They called for the waiter. He approached the table, wearing the same face that Gogol had just put on. They laughed. They complained of the hairs in the food, and that’s when the waiter, Gogol’s involuntary straight man, proceeded to say exactly what Gogol had just said, using the same expressions and the same tone of voice. Everyone at the table roared with laughter, and that laughter was better for their insides than the best chicken croquettes could ever have been.

On another occasion, out on the street with Aksakov, Gogol stopped to buy some pryaniki (spice biscuits). Approaching the biscuit huckster, an old lady in a kerchief, wearing the usual sour face of the marketplace, Gogol went into his act.

–When were these biscuits baked?
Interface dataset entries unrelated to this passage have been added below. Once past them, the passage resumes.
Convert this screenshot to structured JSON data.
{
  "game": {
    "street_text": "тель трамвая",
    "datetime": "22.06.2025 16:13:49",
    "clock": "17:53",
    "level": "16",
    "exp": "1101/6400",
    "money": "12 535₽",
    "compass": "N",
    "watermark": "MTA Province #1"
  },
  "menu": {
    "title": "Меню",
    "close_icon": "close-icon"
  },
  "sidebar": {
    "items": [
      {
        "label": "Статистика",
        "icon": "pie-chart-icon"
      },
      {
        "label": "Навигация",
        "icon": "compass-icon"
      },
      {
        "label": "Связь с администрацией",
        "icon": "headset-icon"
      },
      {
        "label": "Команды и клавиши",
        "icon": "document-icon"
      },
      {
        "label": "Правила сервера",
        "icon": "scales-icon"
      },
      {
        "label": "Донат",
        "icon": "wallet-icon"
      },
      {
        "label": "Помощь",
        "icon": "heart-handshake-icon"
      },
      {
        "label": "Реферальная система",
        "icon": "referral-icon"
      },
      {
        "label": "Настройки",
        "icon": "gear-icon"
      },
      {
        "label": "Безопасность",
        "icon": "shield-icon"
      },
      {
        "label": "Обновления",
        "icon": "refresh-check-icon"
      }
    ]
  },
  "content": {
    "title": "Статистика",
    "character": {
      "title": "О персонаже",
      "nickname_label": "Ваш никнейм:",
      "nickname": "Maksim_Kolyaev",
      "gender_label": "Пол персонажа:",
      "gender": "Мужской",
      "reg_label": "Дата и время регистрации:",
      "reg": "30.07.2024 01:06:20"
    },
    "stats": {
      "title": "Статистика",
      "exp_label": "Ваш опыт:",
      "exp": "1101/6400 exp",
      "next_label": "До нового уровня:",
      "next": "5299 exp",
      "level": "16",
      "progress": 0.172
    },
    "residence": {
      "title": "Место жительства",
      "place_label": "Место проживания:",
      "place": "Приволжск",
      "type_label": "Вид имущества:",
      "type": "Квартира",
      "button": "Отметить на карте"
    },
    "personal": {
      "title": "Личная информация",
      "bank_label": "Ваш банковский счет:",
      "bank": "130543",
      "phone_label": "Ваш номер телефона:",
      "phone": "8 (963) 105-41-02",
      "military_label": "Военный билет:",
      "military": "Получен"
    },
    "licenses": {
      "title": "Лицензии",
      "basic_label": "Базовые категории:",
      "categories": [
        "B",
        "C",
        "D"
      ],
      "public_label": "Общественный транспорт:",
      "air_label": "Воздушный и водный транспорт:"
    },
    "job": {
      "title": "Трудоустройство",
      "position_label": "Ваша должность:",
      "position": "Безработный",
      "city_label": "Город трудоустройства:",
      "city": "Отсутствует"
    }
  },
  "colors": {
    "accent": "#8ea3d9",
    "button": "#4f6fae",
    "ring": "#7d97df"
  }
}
–Just this morning, sir. Fresh as the daisies that bloom in spring.

–But it’s not spring now. It’s winter.

–It is, sir, indeed winter.

–And these look like pretty wintry biscuits to me.

No reply. Gogol screwed up his face, and the audience of one, Aksakov, smiled. Then Gogol went on.

–Let me have a look.

Contorting his mouth into a sideways grimace, Gogol picked up a pryanik and said “Ugh.” Then he said it again: “Ugh.” He put down the biscuit and wiped his hands on his trousers. He adopted an accusatory tone of voice.

–No, young lady, what you’re selling is not biscuits. What you’re selling is soap.

The appreciative audience of one began laughing.

–How do you mean, ‘soap,’ my dear sir (asked the straight woman huckster)?

–Soap, soap, indeed soap you’re selling, and nothing else on earth but soap.

–No, sir, these are fine pryaniki, baked only this morning, and you see—

Gogol interrupted, continuing on with the same stern tone of voice.

–No no no. Don’t try to tell me otherwise, young lady. What we have here is soap, soap soap, and not the best quality soap at that. How dare you sell soap and sponge it off on people as spice biscuits? I have known innocent people who’ve bought your soap, yes indeed. Some of them are my dear friends, and I have seen the soap bubbles on their lips, as they choke and gasp, young lady!


And so on.



There is a famous story, told by all Gogol’s biographers, about his obsession with food. In March, 1839, Pogodin and his wife arrived in Rome for a visit and Gogol proudly showed them the sights of his beloved city. At two p.m. he took them to a restaurant near the Piazza di Spagna but refused all food, saying that his stomach troubles were out of hand and he could eat only lightly. Knowing that Gogol dined every evening at the trattoria Falcone, Pogodin and a few others hid out in the back room of that restaurant to spy on him.

“He ordered macaroni, cheese, butter, vinegar, sugar, mustard, ravioli, and broccoli. The waiters went running all over the place, fetching this and that. His face all aglow, Gogol took the dishes from the waiters’ hands and ordered still more. Now before him stood green salads piled high, flagons filled with pale liquids. There was agrodolce, spinach and ricotta ravioli, melezane impanata, pesto chicken wings, zuppe di’ fosou, frittura mista. An enormous plate of spaghetti was set before him, and thick steam arose from it when they removed the lid. Gogol tossed a lump of butter onto the pasta, liberally powdered it with cheese, assumed the pose of a priest about to offer a sacrifice, seized a knife and dug in. That’s when we flung open the door and rushed in, laughing. ‘Ah-ha, so your appetite’s gone and your stomach’s all upset?’”


Food was one of his few extravagances. Gogol lived frugally in Italy, but inevitably he would run low on money. After resigning his teaching position at St. Petersburg University in 1835, he did not have a paying job for the rest of his life. He was a freelance writer, but he never made enough from his published works to support himself, let alone help out his mother and sisters, who were in constant financial straits back in the Ukraine.